RECORDED DATA Block Start

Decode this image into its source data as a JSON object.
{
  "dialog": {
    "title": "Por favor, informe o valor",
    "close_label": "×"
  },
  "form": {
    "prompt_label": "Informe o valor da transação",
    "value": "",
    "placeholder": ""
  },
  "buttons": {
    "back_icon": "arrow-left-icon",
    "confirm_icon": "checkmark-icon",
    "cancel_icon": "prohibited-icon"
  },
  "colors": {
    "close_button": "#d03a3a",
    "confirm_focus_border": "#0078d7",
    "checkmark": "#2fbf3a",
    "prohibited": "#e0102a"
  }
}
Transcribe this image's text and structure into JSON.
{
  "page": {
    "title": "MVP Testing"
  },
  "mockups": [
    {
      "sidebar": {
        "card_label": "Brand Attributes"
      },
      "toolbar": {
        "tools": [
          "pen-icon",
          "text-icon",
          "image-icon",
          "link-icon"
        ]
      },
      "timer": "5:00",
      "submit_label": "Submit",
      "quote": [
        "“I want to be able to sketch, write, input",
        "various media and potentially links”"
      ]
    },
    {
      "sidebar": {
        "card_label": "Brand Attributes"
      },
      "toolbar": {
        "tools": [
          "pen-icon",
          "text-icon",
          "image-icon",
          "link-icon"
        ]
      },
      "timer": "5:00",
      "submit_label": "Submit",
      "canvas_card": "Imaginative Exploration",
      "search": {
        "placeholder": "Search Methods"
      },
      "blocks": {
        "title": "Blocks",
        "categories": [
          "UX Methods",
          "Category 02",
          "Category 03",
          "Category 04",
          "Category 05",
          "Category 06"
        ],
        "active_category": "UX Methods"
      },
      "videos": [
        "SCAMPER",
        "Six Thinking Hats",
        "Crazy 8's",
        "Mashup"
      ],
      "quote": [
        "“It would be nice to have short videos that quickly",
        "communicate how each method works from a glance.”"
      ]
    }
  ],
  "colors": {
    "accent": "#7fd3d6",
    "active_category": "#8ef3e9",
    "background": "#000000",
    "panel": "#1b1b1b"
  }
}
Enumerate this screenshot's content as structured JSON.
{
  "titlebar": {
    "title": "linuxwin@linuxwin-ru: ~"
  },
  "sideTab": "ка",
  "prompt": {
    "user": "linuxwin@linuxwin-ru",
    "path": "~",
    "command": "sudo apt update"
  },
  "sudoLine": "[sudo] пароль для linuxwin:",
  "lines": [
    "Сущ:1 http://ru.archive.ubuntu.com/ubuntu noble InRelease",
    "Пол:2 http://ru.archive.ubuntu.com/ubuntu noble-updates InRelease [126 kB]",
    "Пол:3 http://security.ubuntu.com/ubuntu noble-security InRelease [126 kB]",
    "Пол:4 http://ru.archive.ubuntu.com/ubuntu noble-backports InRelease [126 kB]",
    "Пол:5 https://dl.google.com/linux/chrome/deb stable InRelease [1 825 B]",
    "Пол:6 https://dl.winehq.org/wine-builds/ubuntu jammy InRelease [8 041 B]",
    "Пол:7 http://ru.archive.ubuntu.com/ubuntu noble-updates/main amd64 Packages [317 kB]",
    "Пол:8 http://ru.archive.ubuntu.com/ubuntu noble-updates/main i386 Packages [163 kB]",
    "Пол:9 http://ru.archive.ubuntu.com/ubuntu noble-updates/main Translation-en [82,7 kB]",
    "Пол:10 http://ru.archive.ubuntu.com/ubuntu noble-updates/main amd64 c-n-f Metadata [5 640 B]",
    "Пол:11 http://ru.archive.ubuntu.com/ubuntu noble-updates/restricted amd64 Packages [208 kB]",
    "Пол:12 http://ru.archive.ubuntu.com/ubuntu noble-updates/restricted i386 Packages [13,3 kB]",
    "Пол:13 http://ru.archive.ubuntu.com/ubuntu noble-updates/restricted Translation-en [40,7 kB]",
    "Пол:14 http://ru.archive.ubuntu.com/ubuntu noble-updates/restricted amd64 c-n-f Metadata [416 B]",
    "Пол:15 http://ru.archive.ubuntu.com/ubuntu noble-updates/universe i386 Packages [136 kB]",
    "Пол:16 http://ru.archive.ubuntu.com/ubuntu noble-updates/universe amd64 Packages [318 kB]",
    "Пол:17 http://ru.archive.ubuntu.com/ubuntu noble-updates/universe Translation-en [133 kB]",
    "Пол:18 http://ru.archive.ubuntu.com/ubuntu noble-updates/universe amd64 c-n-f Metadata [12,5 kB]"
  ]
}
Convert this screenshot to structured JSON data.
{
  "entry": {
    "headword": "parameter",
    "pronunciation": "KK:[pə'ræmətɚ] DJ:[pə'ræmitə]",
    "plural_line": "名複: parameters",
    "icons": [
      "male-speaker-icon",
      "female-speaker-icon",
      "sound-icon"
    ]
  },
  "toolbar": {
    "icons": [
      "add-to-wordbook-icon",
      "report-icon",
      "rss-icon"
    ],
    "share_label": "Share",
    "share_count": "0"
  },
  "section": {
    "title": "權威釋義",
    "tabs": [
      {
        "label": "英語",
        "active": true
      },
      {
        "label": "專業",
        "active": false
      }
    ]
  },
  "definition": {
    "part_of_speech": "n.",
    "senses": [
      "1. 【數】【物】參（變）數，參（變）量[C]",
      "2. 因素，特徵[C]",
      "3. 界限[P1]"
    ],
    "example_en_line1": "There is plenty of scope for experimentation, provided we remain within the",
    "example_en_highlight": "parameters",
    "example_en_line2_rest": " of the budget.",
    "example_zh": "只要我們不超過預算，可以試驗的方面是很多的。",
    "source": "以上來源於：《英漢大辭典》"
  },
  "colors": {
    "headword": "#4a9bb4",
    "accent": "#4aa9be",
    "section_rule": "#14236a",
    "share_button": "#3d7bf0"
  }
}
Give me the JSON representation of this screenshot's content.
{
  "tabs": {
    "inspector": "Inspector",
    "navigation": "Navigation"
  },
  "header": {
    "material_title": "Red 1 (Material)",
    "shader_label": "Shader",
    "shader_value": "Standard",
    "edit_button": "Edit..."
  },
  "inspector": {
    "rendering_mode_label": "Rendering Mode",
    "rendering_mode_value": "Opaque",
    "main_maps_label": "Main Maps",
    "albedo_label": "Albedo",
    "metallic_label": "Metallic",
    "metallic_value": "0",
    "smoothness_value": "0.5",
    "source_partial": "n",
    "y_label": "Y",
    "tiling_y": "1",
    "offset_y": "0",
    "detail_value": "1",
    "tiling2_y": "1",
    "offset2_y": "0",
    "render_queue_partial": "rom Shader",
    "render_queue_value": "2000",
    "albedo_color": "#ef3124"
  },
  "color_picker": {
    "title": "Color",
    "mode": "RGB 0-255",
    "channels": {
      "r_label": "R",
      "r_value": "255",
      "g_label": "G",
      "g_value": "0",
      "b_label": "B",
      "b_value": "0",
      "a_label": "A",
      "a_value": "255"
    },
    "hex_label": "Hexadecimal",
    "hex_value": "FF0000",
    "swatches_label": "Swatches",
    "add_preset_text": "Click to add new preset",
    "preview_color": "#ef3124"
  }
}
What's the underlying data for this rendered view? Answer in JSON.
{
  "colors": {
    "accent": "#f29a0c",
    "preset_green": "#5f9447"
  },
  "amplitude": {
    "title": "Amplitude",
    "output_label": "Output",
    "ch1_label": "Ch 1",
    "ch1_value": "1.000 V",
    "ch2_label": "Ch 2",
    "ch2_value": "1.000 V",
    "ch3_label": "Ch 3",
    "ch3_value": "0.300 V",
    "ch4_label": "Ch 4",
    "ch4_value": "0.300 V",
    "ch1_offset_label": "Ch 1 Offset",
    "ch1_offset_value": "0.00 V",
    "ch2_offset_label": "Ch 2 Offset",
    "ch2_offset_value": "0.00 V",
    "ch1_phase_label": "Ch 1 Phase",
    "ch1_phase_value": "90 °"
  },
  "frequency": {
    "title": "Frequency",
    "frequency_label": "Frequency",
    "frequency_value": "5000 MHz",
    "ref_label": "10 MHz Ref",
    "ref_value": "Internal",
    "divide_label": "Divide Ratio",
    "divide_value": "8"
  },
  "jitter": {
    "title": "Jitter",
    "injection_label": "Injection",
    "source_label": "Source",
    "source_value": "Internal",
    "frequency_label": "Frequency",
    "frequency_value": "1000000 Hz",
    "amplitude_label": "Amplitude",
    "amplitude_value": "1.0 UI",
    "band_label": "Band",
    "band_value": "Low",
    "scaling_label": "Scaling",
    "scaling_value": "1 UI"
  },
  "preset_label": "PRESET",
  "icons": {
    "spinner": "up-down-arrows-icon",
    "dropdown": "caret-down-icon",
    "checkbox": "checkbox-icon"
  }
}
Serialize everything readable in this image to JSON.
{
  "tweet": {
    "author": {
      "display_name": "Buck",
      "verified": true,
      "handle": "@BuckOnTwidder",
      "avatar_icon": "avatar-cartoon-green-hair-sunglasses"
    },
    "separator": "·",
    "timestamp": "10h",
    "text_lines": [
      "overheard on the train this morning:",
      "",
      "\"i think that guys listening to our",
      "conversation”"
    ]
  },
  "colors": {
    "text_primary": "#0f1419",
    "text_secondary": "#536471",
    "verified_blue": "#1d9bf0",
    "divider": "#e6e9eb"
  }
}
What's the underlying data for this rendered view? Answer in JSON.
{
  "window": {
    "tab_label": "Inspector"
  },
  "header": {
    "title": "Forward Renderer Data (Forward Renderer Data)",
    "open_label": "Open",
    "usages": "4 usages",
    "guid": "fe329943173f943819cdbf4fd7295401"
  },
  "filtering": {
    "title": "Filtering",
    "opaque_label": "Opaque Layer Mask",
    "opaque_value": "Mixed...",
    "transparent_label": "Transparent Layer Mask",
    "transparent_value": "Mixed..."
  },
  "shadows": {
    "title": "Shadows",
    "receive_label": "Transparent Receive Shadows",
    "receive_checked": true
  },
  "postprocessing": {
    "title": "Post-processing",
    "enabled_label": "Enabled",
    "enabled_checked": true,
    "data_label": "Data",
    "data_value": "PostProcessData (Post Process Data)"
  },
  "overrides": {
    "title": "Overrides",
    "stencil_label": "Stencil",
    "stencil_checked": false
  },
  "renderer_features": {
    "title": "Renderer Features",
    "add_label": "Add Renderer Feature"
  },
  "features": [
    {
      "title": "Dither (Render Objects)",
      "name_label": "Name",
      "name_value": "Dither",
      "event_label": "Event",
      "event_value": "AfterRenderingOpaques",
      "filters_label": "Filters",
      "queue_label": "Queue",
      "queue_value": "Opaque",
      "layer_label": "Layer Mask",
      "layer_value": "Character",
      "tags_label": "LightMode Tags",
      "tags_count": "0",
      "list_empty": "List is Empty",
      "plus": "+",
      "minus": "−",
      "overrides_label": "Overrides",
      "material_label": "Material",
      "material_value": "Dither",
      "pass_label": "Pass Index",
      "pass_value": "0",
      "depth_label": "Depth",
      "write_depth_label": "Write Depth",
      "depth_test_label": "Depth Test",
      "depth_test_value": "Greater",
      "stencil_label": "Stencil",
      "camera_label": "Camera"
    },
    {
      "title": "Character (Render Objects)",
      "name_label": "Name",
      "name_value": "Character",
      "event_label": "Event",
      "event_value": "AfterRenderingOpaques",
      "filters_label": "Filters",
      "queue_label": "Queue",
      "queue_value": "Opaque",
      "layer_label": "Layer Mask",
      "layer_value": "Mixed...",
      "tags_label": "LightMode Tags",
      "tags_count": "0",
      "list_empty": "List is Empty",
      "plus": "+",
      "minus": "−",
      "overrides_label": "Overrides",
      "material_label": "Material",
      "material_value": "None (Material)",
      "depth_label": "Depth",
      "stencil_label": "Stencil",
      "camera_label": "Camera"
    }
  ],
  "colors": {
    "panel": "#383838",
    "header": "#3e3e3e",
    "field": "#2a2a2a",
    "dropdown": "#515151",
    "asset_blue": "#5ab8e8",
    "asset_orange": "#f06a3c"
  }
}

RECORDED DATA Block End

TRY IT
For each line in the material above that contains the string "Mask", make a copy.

ANSWER BOX
    "opaque_label": "Opaque Layer Mask",
    "transparent_label": "Transparent Layer Mask",
      "layer_label": "Layer Mask",
      "layer_label": "Layer Mask",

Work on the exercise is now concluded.